> THE TASK
Copy the data precisely, keeping every character.

********************

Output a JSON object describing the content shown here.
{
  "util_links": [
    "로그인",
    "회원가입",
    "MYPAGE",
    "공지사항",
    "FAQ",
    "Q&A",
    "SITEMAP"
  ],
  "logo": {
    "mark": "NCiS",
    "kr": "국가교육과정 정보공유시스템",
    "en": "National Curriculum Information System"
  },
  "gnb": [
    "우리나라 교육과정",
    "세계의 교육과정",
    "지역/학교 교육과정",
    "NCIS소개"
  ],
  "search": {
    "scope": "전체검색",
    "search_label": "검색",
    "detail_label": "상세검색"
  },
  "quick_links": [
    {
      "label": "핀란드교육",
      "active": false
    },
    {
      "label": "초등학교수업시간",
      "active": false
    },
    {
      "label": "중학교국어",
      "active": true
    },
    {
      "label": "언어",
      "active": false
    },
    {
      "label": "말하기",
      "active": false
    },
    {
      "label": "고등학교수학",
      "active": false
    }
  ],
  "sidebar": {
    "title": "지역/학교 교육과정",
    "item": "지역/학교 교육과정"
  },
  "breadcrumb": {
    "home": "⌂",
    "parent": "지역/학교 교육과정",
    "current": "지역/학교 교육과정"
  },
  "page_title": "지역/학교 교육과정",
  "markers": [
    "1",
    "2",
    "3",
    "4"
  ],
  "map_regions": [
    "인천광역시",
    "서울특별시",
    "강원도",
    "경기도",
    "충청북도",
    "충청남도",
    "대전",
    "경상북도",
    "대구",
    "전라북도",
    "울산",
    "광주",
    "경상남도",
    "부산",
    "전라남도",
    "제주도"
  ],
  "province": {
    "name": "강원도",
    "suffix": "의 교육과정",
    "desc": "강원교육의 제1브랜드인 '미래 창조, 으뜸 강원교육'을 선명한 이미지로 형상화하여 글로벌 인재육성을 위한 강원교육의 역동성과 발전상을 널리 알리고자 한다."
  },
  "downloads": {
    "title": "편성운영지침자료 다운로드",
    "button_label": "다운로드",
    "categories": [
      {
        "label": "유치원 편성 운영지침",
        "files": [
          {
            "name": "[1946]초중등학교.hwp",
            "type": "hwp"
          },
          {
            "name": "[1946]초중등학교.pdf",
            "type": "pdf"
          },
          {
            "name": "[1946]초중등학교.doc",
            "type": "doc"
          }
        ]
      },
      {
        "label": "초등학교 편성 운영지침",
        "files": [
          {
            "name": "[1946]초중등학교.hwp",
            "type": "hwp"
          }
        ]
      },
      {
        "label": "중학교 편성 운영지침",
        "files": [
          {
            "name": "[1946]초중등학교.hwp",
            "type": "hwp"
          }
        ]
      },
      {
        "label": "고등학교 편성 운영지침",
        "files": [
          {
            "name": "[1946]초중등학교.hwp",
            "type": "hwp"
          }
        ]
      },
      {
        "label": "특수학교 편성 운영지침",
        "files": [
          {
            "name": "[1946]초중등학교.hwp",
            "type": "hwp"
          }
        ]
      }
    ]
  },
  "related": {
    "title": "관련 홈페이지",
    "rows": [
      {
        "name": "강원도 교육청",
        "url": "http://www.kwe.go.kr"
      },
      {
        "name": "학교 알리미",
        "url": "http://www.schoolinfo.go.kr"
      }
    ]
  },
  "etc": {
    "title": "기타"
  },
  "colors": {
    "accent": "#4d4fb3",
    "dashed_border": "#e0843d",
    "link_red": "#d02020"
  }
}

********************

> ANSWER TO THE EXERCISE
Output a JSON object describing the content shown here.
{
  "util_links": [
    "로그인",
    "회원가입",
    "MYPAGE",
    "공지사항",
    "FAQ",
    "Q&A",
    "SITEMAP"
  ],
  "logo": {
    "mark": "NCiS",
    "kr": "국가교육과정 정보공유시스템",
    "en": "National Curriculum Information System"
  },
  "gnb": [
    "우리나라 교육과정",
    "세계의 교육과정",
    "지역/학교 교육과정",
    "NCIS소개"
  ],
  "search": {
    "scope": "전체검색",
    "search_label": "검색",
    "detail_label": "상세검색"
  },
  "quick_links": [
    {
      "label": "핀란드교육",
      "active": false
    },
    {
      "label": "초등학교수업시간",
      "active": false
    },
    {
      "label": "중학교국어",
      "active": true
    },
    {
      "label": "언어",
      "active": false
    },
    {
      "label": "말하기",
      "active": false
    },
    {
      "label": "고등학교수학",
      "active": false
    }
  ],
  "sidebar": {
    "title": "지역/학교 교육과정",
    "item": "지역/학교 교육과정"
  },
  "breadcrumb": {
    "home": "⌂",
    "parent": "지역/학교 교육과정",
    "current": "지역/학교 교육과정"
  },
  "page_title": "지역/학교 교육과정",
  "markers": [
    "1",
    "2",
    "3",
    "4"
  ],
  "map_regions": [
    "인천광역시",
    "서울특별시",
    "강원도",
    "경기도",
    "충청북도",
    "충청남도",
    "대전",
    "경상북도",
    "대구",
    "전라북도",
    "울산",
    "광주",
    "경상남도",
    "부산",
    "전라남도",
    "제주도"
  ],
  "province": {
    "name": "강원도",
    "suffix": "의 교육과정",
    "desc": "강원교육의 제1브랜드인 '미래 창조, 으뜸 강원교육'을 선명한 이미지로 형상화하여 글로벌 인재육성을 위한 강원교육의 역동성과 발전상을 널리 알리고자 한다."
  },
  "downloads": {
    "title": "편성운영지침자료 다운로드",
    "button_label": "다운로드",
    "categories": [
      {
        "label": "유치원 편성 운영지침",
        "files": [
          {
            "name": "[1946]초중등학교.hwp",
            "type": "hwp"
          },
          {
            "name": "[1946]초중등학교.pdf",
            "type": "pdf"
          },
          {
            "name": "[1946]초중등학교.doc",
            "type": "doc"
          }
        ]
      },
      {
        "label": "초등학교 편성 운영지침",
        "files": [
          {
            "name": "[1946]초중등학교.hwp",
            "type": "hwp"
          }
        ]
      },
      {
        "label": "중학교 편성 운영지침",
        "files": [
          {
            "name": "[1946]초중등학교.hwp",
            "type": "hwp"
          }
        ]
      },
      {
        "label": "고등학교 편성 운영지침",
        "files": [
          {
            "name": "[1946]초중등학교.hwp",
            "type": "hwp"
          }
        ]
      },
      {
        "label": "특수학교 편성 운영지침",
        "files": [
          {
            "name": "[1946]초중등학교.hwp",
            "type": "hwp"
          }
        ]
      }
    ]
  },
  "related": {
    "title": "관련 홈페이지",
    "rows": [
      {
        "name": "강원도 교육청",
        "url": "http://www.kwe.go.kr"
      },
      {
        "name": "학교 알리미",
        "url": "http://www.schoolinfo.go.kr"
      }
    ]
  },
  "etc": {
    "title": "기타"
  },
  "colors": {
    "accent": "#4d4fb3",
    "dashed_border": "#e0843d",
    "link_red": "#d02020"
  }
}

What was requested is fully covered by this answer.